■ PROBLEM STATEMENT ■
Copy each line of the listing where the word "data" can be found.

--- START ---

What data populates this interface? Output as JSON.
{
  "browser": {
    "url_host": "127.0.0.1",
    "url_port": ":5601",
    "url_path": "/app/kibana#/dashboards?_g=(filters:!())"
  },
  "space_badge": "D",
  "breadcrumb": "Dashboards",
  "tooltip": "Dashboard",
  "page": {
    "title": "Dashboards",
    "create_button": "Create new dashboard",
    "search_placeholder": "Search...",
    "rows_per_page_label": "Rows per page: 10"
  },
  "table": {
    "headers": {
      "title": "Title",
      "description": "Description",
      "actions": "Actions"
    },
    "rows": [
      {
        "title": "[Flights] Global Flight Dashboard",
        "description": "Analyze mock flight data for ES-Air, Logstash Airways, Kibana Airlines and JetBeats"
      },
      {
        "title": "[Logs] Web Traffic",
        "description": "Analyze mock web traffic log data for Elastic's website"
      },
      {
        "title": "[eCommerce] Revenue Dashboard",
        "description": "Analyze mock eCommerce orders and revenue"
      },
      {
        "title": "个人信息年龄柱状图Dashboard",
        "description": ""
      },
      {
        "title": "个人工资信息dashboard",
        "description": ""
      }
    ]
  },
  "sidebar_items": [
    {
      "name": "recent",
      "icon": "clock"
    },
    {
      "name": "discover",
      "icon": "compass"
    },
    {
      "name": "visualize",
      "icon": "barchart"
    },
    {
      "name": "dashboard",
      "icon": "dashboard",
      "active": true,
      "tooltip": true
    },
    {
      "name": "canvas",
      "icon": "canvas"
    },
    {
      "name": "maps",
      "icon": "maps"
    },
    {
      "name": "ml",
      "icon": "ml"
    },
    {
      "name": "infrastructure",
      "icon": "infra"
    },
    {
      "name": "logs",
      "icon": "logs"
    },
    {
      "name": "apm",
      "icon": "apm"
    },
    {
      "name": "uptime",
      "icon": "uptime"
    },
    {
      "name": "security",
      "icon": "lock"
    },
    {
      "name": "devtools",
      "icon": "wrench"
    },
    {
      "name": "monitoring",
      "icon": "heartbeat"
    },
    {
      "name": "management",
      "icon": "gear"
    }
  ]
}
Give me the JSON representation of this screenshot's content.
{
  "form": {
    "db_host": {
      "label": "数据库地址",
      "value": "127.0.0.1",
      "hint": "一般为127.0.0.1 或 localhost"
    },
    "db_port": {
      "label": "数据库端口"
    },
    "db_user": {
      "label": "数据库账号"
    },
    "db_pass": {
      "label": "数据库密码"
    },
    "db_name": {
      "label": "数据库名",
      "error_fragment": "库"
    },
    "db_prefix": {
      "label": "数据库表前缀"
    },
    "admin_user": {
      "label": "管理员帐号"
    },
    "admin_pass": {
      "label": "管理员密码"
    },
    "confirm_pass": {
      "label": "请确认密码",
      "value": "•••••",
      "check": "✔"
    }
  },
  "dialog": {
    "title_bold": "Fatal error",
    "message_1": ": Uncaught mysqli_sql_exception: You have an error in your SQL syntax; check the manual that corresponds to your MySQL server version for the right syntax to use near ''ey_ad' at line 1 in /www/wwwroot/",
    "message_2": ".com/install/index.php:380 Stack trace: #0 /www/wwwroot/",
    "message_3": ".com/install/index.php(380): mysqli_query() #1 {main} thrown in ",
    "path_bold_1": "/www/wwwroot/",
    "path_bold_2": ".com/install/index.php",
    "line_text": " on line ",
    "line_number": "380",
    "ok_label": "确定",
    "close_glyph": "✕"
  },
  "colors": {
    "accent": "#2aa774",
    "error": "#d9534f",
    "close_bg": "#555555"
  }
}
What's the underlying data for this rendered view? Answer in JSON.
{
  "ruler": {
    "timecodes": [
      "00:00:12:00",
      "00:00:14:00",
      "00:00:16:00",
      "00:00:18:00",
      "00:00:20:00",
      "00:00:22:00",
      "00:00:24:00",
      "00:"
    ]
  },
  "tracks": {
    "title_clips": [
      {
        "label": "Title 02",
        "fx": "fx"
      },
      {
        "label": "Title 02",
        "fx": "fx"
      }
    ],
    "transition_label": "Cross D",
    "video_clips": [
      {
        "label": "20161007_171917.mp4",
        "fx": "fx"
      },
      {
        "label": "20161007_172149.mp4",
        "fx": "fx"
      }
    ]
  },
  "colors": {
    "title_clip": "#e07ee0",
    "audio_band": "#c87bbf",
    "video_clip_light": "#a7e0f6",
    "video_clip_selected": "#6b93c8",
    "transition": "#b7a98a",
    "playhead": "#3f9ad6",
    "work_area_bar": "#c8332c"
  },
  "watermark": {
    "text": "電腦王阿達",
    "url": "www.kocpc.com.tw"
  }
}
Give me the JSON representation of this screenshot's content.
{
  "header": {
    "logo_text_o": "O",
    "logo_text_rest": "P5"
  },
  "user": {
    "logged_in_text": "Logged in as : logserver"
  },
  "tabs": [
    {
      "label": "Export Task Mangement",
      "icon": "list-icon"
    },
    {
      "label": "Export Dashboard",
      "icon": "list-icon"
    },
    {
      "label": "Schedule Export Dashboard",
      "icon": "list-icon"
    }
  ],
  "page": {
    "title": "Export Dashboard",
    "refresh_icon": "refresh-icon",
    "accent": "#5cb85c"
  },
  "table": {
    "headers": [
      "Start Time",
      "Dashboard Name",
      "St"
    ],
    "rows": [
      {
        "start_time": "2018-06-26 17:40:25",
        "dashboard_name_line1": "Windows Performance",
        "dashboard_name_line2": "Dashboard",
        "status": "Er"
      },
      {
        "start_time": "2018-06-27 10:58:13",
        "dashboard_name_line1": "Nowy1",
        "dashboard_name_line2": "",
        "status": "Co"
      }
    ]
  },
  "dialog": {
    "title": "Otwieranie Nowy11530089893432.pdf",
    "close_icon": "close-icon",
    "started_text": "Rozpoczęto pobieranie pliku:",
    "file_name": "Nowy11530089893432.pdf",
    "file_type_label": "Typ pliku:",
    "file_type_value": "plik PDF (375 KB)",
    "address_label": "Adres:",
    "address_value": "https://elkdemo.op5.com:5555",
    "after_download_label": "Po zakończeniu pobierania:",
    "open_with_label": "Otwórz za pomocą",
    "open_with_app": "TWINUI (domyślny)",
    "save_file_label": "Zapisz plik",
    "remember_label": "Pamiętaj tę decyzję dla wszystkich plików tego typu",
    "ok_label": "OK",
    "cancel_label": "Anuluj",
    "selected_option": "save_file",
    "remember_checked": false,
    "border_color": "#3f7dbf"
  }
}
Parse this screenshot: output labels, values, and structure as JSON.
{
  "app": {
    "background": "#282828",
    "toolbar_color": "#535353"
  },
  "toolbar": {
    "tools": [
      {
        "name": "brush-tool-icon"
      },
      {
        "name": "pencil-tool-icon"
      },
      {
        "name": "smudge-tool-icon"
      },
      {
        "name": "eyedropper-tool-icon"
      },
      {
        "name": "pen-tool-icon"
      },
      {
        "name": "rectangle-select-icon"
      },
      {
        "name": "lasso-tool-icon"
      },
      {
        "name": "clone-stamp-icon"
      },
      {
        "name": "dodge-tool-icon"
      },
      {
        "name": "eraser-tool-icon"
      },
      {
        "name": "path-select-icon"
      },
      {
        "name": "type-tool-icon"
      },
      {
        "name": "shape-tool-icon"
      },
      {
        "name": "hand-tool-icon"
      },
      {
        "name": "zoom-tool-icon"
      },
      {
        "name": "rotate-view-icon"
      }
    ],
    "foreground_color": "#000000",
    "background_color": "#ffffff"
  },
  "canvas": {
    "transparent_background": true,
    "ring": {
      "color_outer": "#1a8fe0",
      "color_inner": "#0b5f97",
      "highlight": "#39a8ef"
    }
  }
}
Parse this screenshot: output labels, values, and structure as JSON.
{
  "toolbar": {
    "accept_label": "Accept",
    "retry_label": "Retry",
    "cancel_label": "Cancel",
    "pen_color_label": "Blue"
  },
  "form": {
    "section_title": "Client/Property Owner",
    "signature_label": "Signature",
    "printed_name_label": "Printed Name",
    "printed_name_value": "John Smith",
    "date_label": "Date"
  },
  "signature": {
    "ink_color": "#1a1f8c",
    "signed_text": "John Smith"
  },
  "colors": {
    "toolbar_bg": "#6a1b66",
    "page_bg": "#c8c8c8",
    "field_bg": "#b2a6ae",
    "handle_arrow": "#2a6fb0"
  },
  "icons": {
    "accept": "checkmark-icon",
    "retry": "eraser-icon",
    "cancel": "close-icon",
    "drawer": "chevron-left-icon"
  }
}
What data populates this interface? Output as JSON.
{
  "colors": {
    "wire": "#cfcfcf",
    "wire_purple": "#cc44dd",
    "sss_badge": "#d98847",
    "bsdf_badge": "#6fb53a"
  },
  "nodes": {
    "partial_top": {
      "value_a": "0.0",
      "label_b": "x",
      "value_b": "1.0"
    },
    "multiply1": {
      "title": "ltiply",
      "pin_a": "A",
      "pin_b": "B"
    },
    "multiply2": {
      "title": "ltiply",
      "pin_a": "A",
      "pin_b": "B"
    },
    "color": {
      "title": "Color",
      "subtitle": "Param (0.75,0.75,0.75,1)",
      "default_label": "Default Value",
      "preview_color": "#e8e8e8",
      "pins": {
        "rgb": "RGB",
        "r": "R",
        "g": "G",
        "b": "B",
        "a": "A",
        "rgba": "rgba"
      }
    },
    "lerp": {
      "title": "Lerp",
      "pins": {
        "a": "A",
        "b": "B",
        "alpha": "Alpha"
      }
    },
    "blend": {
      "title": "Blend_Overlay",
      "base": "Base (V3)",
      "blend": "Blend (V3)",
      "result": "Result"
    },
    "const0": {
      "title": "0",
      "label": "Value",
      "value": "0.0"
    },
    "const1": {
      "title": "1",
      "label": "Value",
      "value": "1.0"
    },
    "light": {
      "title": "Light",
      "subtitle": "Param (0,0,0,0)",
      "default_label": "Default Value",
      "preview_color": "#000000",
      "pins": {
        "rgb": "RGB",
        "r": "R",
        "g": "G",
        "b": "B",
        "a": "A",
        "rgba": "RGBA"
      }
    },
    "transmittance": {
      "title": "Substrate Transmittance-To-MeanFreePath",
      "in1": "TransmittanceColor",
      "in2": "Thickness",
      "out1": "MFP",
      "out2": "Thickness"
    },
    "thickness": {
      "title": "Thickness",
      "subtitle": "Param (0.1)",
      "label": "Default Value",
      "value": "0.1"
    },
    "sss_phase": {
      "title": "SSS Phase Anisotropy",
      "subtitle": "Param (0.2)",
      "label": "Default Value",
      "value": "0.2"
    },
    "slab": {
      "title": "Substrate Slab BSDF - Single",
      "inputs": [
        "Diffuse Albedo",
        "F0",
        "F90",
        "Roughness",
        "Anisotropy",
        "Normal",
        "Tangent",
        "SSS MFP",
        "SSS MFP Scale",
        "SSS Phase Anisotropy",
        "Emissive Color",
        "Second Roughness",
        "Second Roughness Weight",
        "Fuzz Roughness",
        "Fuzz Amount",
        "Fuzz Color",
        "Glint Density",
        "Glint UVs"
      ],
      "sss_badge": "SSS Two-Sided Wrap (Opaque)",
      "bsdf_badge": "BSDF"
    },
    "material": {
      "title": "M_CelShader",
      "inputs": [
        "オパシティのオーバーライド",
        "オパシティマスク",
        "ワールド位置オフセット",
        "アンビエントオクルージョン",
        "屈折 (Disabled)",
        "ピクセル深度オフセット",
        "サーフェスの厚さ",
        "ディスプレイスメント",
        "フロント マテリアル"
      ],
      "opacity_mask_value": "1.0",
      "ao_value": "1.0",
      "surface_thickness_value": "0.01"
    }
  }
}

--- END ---

■ WRITTEN REPLY ■
What data populates this interface? Output as JSON.
        "description": "Analyze mock flight data for ES-Air, Logstash Airways, Kibana Airlines and JetBeats"
        "description": "Analyze mock web traffic log data for Elastic's website"
What's the underlying data for this rendered view? Answer in JSON.
What data populates this interface? Output as JSON.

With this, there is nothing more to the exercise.